EXERCISE DESCRIPTION: Gather the lines below that include the string "DRIVE", copying each in full.

───── EXERCISE INPUTS

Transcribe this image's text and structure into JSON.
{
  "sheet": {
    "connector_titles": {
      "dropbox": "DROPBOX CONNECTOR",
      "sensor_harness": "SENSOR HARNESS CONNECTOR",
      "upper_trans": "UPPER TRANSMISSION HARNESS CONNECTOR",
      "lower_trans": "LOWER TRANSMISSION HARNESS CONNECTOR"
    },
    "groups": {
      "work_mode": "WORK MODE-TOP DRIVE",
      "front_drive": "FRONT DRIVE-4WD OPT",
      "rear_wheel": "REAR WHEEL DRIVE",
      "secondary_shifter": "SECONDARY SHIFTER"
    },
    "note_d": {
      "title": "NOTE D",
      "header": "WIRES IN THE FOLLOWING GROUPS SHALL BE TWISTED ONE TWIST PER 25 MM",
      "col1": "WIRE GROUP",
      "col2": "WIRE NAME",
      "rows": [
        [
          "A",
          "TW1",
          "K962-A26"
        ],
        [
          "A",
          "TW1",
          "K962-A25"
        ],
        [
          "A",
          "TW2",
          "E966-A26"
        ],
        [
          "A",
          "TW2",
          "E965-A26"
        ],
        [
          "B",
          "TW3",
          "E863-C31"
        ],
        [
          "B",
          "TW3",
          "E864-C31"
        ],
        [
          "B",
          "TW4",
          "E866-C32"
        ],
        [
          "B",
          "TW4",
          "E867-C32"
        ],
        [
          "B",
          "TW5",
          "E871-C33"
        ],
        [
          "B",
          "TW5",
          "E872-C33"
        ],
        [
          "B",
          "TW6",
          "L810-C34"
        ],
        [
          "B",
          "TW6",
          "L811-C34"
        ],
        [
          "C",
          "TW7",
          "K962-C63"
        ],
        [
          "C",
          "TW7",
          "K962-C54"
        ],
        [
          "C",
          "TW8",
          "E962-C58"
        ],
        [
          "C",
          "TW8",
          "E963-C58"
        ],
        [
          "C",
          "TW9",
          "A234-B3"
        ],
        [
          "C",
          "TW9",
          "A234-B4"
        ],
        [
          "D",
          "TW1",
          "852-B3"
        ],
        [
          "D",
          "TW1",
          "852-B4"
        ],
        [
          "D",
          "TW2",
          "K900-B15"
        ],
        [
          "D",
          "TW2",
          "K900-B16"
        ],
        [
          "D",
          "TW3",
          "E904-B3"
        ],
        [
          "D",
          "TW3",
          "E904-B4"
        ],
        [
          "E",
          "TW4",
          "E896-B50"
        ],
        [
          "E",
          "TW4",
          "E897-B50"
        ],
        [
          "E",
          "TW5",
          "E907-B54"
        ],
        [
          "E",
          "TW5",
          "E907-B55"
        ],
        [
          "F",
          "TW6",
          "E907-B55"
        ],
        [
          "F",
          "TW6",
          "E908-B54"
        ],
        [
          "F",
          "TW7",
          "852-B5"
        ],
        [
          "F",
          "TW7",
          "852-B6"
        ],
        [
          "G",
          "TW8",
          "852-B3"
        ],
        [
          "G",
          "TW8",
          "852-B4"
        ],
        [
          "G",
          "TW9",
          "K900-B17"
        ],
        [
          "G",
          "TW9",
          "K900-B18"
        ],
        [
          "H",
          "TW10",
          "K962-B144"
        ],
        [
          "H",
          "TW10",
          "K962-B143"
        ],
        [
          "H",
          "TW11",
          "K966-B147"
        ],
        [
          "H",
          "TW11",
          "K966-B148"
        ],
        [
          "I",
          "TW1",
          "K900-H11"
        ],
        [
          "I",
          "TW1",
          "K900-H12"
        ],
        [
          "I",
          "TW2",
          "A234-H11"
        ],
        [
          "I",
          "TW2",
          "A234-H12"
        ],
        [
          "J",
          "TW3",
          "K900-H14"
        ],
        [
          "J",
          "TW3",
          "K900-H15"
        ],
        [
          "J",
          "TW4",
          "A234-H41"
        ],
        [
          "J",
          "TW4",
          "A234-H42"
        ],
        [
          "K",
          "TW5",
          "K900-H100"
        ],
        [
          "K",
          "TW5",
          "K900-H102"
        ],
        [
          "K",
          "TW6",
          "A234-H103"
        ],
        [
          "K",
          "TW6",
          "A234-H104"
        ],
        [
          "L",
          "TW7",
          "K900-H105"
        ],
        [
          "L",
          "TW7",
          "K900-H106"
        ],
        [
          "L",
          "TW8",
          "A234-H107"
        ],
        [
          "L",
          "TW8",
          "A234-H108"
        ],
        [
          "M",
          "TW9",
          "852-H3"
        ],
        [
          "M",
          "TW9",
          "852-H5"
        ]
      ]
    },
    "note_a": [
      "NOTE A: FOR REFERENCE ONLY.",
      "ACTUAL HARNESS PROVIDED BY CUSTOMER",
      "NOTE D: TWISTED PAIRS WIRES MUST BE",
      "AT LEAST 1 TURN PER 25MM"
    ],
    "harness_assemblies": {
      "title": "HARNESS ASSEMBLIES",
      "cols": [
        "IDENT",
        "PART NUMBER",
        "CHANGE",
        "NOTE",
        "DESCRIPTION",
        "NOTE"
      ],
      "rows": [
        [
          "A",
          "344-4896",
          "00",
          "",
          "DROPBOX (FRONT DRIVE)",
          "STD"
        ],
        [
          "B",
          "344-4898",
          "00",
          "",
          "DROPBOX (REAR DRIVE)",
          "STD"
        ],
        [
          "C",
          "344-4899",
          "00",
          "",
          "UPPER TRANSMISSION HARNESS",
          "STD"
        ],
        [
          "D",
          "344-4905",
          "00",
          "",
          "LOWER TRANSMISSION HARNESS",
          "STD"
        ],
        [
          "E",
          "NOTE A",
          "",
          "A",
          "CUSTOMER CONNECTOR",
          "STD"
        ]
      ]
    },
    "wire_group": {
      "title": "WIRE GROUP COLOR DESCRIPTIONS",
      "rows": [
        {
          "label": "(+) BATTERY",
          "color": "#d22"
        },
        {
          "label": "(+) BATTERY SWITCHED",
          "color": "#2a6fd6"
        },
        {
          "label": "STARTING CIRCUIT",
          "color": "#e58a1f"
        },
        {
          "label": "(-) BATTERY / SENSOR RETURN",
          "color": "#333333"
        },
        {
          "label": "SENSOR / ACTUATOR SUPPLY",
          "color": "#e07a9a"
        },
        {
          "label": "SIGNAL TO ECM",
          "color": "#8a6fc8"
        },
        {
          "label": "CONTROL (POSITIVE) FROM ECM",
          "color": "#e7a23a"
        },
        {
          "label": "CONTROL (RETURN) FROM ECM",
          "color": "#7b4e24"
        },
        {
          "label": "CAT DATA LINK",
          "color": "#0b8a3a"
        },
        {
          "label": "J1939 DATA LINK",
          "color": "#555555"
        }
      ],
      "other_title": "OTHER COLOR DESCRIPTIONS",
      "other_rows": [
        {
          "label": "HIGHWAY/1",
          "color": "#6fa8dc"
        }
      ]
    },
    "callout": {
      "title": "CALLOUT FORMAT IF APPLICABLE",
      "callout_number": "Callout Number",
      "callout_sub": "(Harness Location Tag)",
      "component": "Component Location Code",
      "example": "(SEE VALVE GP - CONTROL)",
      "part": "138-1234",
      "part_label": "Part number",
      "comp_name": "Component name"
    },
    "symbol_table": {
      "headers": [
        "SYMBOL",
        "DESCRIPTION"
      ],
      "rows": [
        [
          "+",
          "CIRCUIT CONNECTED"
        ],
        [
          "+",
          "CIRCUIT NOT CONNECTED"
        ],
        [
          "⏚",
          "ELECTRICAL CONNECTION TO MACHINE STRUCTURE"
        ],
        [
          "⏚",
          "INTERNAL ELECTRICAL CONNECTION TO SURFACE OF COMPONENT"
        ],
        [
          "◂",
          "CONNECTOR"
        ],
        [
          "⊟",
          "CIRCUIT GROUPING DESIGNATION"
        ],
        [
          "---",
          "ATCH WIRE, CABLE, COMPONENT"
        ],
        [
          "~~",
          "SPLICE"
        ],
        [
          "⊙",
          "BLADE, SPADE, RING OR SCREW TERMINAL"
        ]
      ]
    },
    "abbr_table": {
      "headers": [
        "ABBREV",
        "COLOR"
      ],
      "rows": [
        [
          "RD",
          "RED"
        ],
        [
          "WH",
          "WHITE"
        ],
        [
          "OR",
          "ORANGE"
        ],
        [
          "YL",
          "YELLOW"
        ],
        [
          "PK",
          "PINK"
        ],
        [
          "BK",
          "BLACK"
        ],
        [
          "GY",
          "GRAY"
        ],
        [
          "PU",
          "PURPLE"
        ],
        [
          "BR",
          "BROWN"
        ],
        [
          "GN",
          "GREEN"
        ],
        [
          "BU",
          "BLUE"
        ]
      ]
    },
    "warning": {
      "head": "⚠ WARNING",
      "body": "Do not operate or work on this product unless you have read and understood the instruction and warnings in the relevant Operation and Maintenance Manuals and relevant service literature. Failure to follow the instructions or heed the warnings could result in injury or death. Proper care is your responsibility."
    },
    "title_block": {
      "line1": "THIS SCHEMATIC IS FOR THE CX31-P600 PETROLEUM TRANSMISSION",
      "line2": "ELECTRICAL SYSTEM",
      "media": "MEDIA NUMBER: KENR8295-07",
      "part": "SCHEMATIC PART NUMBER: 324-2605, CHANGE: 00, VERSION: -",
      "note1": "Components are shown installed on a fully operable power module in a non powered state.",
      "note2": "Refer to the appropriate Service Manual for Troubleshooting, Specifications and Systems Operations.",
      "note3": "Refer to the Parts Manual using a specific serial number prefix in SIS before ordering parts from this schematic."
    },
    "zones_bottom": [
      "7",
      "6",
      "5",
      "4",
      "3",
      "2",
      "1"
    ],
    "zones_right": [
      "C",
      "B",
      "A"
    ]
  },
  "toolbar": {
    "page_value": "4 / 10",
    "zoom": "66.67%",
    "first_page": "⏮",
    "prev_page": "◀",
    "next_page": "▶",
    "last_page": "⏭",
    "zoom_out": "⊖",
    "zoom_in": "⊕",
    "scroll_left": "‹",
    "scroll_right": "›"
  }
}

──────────

RESULT:
      "work_mode": "WORK MODE-TOP DRIVE",
      "front_drive": "FRONT DRIVE-4WD OPT",
      "rear_wheel": "REAR WHEEL DRIVE",
          "DROPBOX (FRONT DRIVE)",
          "DROPBOX (REAR DRIVE)",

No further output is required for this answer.